══ Dataset records ══

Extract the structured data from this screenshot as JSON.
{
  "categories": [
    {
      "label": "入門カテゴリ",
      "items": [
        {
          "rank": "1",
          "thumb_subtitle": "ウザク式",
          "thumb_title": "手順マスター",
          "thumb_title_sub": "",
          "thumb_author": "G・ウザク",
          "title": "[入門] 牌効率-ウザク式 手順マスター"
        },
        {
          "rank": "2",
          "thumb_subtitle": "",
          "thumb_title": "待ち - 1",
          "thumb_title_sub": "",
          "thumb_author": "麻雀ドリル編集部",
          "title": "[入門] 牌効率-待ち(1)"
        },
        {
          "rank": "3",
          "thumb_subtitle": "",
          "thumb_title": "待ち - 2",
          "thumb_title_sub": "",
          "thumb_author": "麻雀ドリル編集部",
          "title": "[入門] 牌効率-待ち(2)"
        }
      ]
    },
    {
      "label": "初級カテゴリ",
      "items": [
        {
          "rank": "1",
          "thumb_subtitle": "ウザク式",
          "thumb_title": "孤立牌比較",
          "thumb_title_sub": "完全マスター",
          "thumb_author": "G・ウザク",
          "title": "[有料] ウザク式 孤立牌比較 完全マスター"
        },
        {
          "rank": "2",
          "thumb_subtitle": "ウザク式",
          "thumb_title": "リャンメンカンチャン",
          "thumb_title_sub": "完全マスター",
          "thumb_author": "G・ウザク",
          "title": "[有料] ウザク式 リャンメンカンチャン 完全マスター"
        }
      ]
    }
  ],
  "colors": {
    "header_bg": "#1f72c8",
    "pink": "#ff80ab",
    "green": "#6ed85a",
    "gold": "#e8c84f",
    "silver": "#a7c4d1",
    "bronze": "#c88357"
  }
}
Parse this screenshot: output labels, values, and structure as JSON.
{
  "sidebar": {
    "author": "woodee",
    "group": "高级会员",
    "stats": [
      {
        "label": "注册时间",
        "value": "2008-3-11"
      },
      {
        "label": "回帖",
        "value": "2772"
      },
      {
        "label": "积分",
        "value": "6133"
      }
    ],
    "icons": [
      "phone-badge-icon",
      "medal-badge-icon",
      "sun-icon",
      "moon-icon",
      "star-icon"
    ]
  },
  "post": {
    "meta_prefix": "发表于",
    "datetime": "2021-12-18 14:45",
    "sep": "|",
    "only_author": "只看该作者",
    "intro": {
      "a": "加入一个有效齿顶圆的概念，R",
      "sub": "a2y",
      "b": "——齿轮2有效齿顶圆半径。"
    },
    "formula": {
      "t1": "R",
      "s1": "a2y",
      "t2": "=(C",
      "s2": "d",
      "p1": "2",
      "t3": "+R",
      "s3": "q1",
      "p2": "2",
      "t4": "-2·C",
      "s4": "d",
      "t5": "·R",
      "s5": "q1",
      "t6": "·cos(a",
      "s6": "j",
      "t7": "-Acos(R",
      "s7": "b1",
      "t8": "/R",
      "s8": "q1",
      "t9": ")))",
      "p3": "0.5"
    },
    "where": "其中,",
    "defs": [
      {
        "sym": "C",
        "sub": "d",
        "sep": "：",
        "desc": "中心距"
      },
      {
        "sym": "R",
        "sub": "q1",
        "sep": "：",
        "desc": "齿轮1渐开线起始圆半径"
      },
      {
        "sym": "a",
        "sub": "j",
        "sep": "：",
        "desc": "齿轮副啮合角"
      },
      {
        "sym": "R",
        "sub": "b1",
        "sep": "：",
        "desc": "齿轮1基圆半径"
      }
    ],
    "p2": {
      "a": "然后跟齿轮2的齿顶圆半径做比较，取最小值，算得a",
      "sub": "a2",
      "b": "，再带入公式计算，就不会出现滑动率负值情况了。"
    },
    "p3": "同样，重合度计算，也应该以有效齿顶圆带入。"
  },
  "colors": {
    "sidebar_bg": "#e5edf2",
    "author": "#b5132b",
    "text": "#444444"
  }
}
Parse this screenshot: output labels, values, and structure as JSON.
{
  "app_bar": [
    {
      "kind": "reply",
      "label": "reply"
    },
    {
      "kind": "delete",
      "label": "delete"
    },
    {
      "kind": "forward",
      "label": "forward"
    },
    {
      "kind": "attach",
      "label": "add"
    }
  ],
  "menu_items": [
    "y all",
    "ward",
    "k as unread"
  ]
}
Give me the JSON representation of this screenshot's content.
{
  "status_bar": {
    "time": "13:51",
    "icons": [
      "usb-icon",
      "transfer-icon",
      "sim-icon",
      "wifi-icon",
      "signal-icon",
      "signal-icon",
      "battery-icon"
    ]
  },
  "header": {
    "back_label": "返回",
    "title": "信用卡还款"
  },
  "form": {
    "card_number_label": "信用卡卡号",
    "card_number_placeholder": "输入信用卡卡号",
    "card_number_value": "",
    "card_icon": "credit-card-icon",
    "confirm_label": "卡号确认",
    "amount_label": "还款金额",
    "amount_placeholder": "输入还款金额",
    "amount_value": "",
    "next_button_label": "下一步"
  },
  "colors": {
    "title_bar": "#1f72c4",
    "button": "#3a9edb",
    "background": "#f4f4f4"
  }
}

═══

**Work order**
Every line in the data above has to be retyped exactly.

**Task answer**
Extract the structured data from this screenshot as JSON.
{
  "categories": [
    {
      "label": "入門カテゴリ",
      "items": [
        {
          "rank": "1",
          "thumb_subtitle": "ウザク式",
          "thumb_title": "手順マスター",
          "thumb_title_sub": "",
          "thumb_author": "G・ウザク",
          "title": "[入門] 牌効率-ウザク式 手順マスター"
        },
        {
          "rank": "2",
          "thumb_subtitle": "",
          "thumb_title": "待ち - 1",
          "thumb_title_sub": "",
          "thumb_author": "麻雀ドリル編集部",
          "title": "[入門] 牌効率-待ち(1)"
        },
        {
          "rank": "3",
          "thumb_subtitle": "",
          "thumb_title": "待ち - 2",
          "thumb_title_sub": "",
          "thumb_author": "麻雀ドリル編集部",
          "title": "[入門] 牌効率-待ち(2)"
        }
      ]
    },
    {
      "label": "初級カテゴリ",
      "items": [
        {
          "rank": "1",
          "thumb_subtitle": "ウザク式",
          "thumb_title": "孤立牌比較",
          "thumb_title_sub": "完全マスター",
          "thumb_author": "G・ウザク",
          "title": "[有料] ウザク式 孤立牌比較 完全マスター"
        },
        {
          "rank": "2",
          "thumb_subtitle": "ウザク式",
          "thumb_title": "リャンメンカンチャン",
          "thumb_title_sub": "完全マスター",
          "thumb_author": "G・ウザク",
          "title": "[有料] ウザク式 リャンメンカンチャン 完全マスター"
        }
      ]
    }
  ],
  "colors": {
    "header_bg": "#1f72c8",
    "pink": "#ff80ab",
    "green": "#6ed85a",
    "gold": "#e8c84f",
    "silver": "#a7c4d1",
    "bronze": "#c88357"
  }
}
Parse this screenshot: output labels, values, and structure as JSON.
{
  "sidebar": {
    "author": "woodee",
    "group": "高级会员",
    "stats": [
      {
        "label": "注册时间",
        "value": "2008-3-11"
      },
      {
        "label": "回帖",
        "value": "2772"
      },
      {
        "label": "积分",
        "value": "6133"
      }
    ],
    "icons": [
      "phone-badge-icon",
      "medal-badge-icon",
      "sun-icon",
      "moon-icon",
      "star-icon"
    ]
  },
  "post": {
    "meta_prefix": "发表于",
    "datetime": "2021-12-18 14:45",
    "sep": "|",
    "only_author": "只看该作者",
    "intro": {
      "a": "加入一个有效齿顶圆的概念，R",
      "sub": "a2y",
      "b": "——齿轮2有效齿顶圆半径。"
    },
    "formula": {
      "t1": "R",
      "s1": "a2y",
      "t2": "=(C",
      "s2": "d",
      "p1": "2",
      "t3": "+R",
      "s3": "q1",
      "p2": "2",
      "t4": "-2·C",
      "s4": "d",
      "t5": "·R",
      "s5": "q1",
      "t6": "·cos(a",
      "s6": "j",
      "t7": "-Acos(R",
      "s7": "b1",
      "t8": "/R",
      "s8": "q1",
      "t9": ")))",
      "p3": "0.5"
    },
    "where": "其中,",
    "defs": [
      {
        "sym": "C",
        "sub": "d",
        "sep": "：",
        "desc": "中心距"
      },
      {
        "sym": "R",
        "sub": "q1",
        "sep": "：",
        "desc": "齿轮1渐开线起始圆半径"
      },
      {
        "sym": "a",
        "sub": "j",
        "sep": "：",
        "desc": "齿轮副啮合角"
      },
      {
        "sym": "R",
        "sub": "b1",
        "sep": "：",
        "desc": "齿轮1基圆半径"
      }
    ],
    "p2": {
      "a": "然后跟齿轮2的齿顶圆半径做比较，取最小值，算得a",
      "sub": "a2",
      "b": "，再带入公式计算，就不会出现滑动率负值情况了。"
    },
    "p3": "同样，重合度计算，也应该以有效齿顶圆带入。"
  },
  "colors": {
    "sidebar_bg": "#e5edf2",
    "author": "#b5132b",
    "text": "#444444"
  }
}
Parse this screenshot: output labels, values, and structure as JSON.
{
  "app_bar": [
    {
      "kind": "reply",
      "label": "reply"
    },
    {
      "kind": "delete",
      "label": "delete"
    },
    {
      "kind": "forward",
      "label": "forward"
    },
    {
      "kind": "attach",
      "label": "add"
    }
  ],
  "menu_items": [
    "y all",
    "ward",
    "k as unread"
  ]
}
Give me the JSON representation of this screenshot's content.
{
  "status_bar": {
    "time": "13:51",
    "icons": [
      "usb-icon",
      "transfer-icon",
      "sim-icon",
      "wifi-icon",
      "signal-icon",
      "signal-icon",
      "battery-icon"
    ]
  },
  "header": {
    "back_label": "返回",
    "title": "信用卡还款"
  },
  "form": {
    "card_number_label": "信用卡卡号",
    "card_number_placeholder": "输入信用卡卡号",
    "card_number_value": "",
    "card_icon": "credit-card-icon",
    "confirm_label": "卡号确认",
    "amount_label": "还款金额",
    "amount_placeholder": "输入还款金额",
    "amount_value": "",
    "next_button_label": "下一步"
  },
  "colors": {
    "title_bar": "#1f72c4",
    "button": "#3a9edb",
    "background": "#f4f4f4"
  }
}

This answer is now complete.